One reason for the growth is the improved infrastructure. More than 778 million yuan ($112 million) has been invested in various tourism projects since the beginning of this year.
To reduce the impacts of the epidemic, the regional tourism department launched live-streaming in February to present key tourist attractions. Also, in partnership with a private company, Guangdong Provincial Tourism, it promoted Tibetan products such as yak meat through live-streaming.
Due to the epidemic, the Peach Flower Tourism and Culture Festival in Nyingchi this year was live-streamed in March. “We live-streamed it for 10 days, round the clock, attracting over 30 million viewers,” Tenzin Samdrup, chief of the Tourism Development Bureau of Nyingchi, told Beijing Review. Since June, the city also distributed coupons for restaurants and hotels worth 5 million yuan ($733,000) to attract local visitors.

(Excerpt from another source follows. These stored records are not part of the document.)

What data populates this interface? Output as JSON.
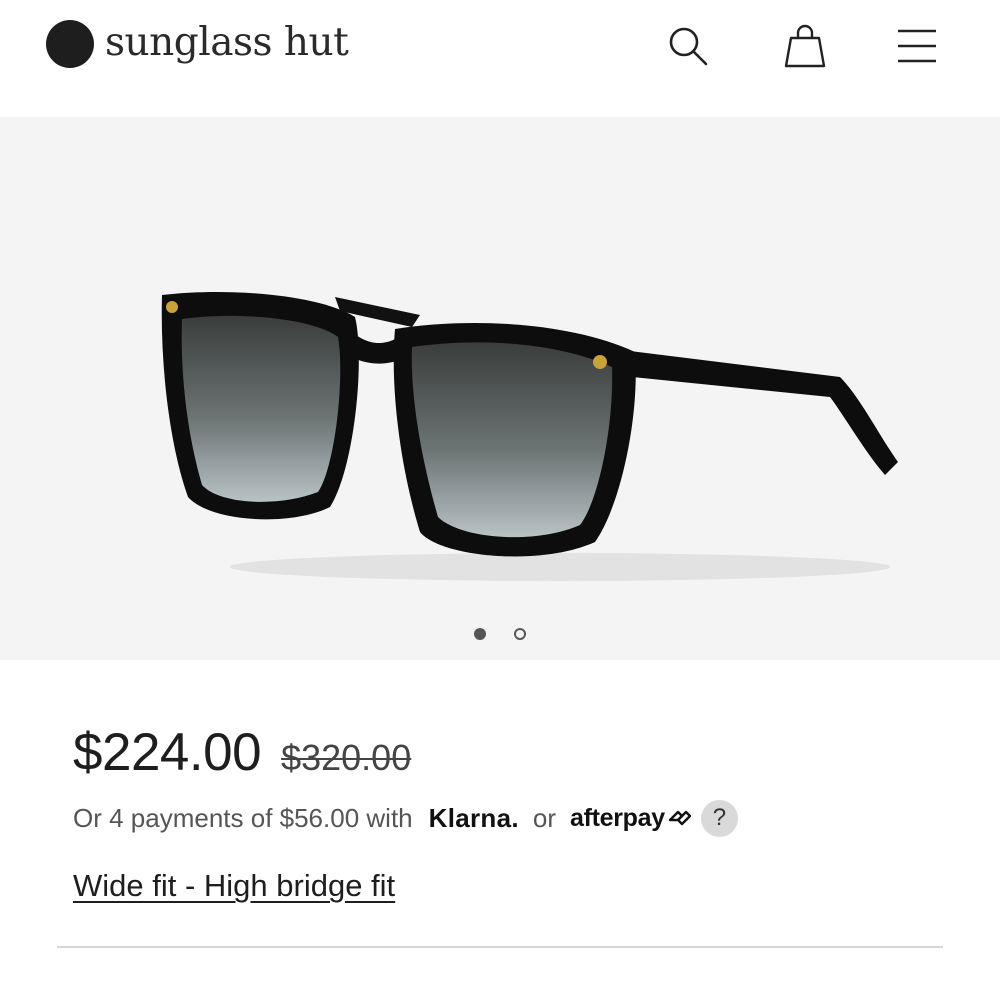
{
  "header": {
    "brand": "sunglass hut",
    "icons": [
      "search-icon",
      "shopping-bag-icon",
      "menu-icon"
    ]
  },
  "gallery": {
    "image_alt": "Black square sunglasses with gradient grey lenses",
    "slides_total": 2,
    "active_slide": 1
  },
  "product": {
    "price_current": "$224.00",
    "price_original": "$320.00",
    "payments_prefix": "Or 4 payments of $56.00 with",
    "klarna_label": "Klarna.",
    "or_label": "or",
    "afterpay_label": "afterpay",
    "help_label": "?",
    "fit_link": "Wide fit - High bridge fit"
  },
  "colors": {
    "gallery_bg": "#f4f4f4",
    "text_primary": "#1e1e1e",
    "text_secondary": "#555555",
    "divider": "#d6d6d6"
  }
}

As the epidemic abated across China, self-driving tours began to increase. Tibet is the only region in China that has seen positive growth in self-driving tourists from May, with a 27-percent year-on-year increase in the month.